 than all other net exporting industries. FDI in the industry was £100 billion.
  • 20 Feb 2016

    A Blueprint for Digital Transformation

    A BLUEPRINT FOR DIGITAL TRANSFORMATION. The ‘decision tree’ analysis will ensure that when a decision to digitalise is made, it is for the right reasons and will deliver the desired learning outcomes for the intended audiences. DSW concur with the CIPD that: “Through alignment of business need, learning objective, and user preference, choices can be made from a range of digital learning components, which can then be combined to create an effective digital learning solution.”
  • 04 Feb 2016

    Financial Advice Market Review: Is this RDR 2?

    SO WHAT DID WE CONCLUDE? We are convinced that financial advice is needed by the mass affluent, and even those with more simple financial needs, though more cost effective methods of distribution and advising must be designed and implemented. The FCA will publish their output from the review in the spring and will pave the way for the re-introduction of simplified advice methods, complemented by ‘roboadvice’, where technology will play an increasingly important role in the advice process.
  • 01 Dec 2015

    The Search for L&D Utopia

    SINCE 2009 DSW HAVE BEEN SANTANDER’S CHOSEN LEARNING PARTNER. WE CAUGHT UP WITH SANTANDER’S HEAD OF LEARNING, ROB ASHCROFT TO LEARN. EXTRACTS COVERING HIS VIEWS ON THE SECRETS BEHIND THIS LONG STANDING PARTNERSHIP AND THE EMERGING TRENDS WITHIN L&D ARE SHARED HERE FIRST OF ALL ROB, CONGRATULATIONS ON THE NEW ROLE
  • 01 Dec 2015

    Conduct Risk: Top Tips
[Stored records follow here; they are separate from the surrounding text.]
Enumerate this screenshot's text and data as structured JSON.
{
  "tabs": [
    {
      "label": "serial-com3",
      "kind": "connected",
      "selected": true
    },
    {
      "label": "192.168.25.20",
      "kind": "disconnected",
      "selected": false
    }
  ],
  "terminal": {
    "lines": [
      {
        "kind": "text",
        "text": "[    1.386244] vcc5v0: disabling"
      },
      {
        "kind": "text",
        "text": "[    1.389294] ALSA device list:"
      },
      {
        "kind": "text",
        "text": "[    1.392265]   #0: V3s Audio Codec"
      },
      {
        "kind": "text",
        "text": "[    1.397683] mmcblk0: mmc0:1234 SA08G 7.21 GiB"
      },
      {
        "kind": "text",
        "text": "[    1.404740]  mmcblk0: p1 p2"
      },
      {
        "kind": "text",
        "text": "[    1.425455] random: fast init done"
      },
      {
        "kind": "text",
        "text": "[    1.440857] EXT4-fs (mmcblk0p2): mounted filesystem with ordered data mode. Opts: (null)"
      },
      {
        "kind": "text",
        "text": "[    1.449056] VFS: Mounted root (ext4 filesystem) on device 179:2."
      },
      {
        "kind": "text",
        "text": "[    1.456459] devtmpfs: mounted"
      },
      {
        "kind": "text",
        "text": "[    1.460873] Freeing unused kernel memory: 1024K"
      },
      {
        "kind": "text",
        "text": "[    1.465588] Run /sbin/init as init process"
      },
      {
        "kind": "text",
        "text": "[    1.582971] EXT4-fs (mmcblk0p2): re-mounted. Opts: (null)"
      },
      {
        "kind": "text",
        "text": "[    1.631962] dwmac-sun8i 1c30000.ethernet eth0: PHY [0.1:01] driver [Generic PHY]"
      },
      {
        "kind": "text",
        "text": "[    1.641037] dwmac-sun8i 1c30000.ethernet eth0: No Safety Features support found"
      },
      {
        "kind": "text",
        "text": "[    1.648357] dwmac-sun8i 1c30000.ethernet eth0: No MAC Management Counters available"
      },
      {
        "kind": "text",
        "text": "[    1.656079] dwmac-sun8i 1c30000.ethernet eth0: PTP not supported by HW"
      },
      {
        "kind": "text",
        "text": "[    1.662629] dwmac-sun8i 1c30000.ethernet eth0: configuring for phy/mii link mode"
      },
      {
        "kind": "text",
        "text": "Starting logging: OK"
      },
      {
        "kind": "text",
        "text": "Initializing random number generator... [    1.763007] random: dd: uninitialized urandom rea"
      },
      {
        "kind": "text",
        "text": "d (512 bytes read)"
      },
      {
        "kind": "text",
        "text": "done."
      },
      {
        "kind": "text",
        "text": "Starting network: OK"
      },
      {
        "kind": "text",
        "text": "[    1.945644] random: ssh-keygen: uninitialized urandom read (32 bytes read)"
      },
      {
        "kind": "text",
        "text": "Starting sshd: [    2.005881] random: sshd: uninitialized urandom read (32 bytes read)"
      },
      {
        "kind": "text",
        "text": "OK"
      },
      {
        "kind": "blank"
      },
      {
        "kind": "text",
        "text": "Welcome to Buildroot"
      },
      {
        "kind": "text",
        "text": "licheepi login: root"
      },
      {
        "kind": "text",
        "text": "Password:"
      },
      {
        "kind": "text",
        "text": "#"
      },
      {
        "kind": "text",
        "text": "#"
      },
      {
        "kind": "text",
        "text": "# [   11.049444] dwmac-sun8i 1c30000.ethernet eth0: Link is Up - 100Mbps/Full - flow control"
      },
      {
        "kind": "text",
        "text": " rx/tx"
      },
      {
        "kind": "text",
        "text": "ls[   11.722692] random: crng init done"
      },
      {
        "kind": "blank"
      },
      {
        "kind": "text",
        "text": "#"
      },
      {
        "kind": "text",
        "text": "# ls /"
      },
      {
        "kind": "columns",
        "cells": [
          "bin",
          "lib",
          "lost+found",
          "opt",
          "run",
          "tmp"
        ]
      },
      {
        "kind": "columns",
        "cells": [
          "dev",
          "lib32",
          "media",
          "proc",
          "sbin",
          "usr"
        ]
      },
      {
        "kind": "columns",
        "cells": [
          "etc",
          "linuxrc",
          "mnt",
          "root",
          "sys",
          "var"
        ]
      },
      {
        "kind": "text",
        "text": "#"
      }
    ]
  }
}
    Embed The Right Culture Promote a culture of prevention and detection Encourage people to ‘speak-up’ without fear of consequences Move away from traditional sales led bonussystems and look at ethical and customer focused rewards Use training to embed the culture deep within the organisation (top to bottom) Empower Staff To Provide The Right Customer Solutions Ensure training is focused on treating customers fairly Give your staff the necessary supporting aids e.g. product information sheets Embed conduct risk considerations into any new product launches and throughout its lifecycle